A word-for-word restatement of all the records is the required answer.

== Given data

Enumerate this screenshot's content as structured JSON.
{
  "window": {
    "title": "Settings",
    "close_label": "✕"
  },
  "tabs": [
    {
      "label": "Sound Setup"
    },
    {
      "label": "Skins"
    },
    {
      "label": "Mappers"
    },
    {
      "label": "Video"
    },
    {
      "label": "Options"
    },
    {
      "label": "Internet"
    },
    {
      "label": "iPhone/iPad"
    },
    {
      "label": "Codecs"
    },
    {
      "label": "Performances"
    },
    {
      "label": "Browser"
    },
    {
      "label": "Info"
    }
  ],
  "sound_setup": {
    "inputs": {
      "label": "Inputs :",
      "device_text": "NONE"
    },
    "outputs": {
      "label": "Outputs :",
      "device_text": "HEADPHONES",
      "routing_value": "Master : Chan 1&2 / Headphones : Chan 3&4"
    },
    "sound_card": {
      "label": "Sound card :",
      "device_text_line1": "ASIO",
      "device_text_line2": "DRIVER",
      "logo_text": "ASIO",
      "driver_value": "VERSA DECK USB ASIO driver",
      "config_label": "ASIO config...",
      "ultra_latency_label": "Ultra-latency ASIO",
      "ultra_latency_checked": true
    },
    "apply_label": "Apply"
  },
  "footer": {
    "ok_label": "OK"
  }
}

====

= Solution =
Enumerate this screenshot's content as structured JSON.
{
  "window": {
    "title": "Settings",
    "close_label": "✕"
  },
  "tabs": [
    {
      "label": "Sound Setup"
    },
    {
      "label": "Skins"
    },
    {
      "label": "Mappers"
    },
    {
      "label": "Video"
    },
    {
      "label": "Options"
    },
    {
      "label": "Internet"
    },
    {
      "label": "iPhone/iPad"
    },
    {
      "label": "Codecs"
    },
    {
      "label": "Performances"
    },
    {
      "label": "Browser"
    },
    {
      "label": "Info"
    }
  ],
  "sound_setup": {
    "inputs": {
      "label": "Inputs :",
      "device_text": "NONE"
    },
    "outputs": {
      "label": "Outputs :",
      "device_text": "HEADPHONES",
      "routing_value": "Master : Chan 1&2 / Headphones : Chan 3&4"
    },
    "sound_card": {
      "label": "Sound card :",
      "device_text_line1": "ASIO",
      "device_text_line2": "DRIVER",
      "logo_text": "ASIO",
      "driver_value": "VERSA DECK USB ASIO driver",
      "config_label": "ASIO config...",
      "ultra_latency_label": "Ultra-latency ASIO",
      "ultra_latency_checked": true
    },
    "apply_label": "Apply"
  },
  "footer": {
    "ok_label": "OK"
  }
}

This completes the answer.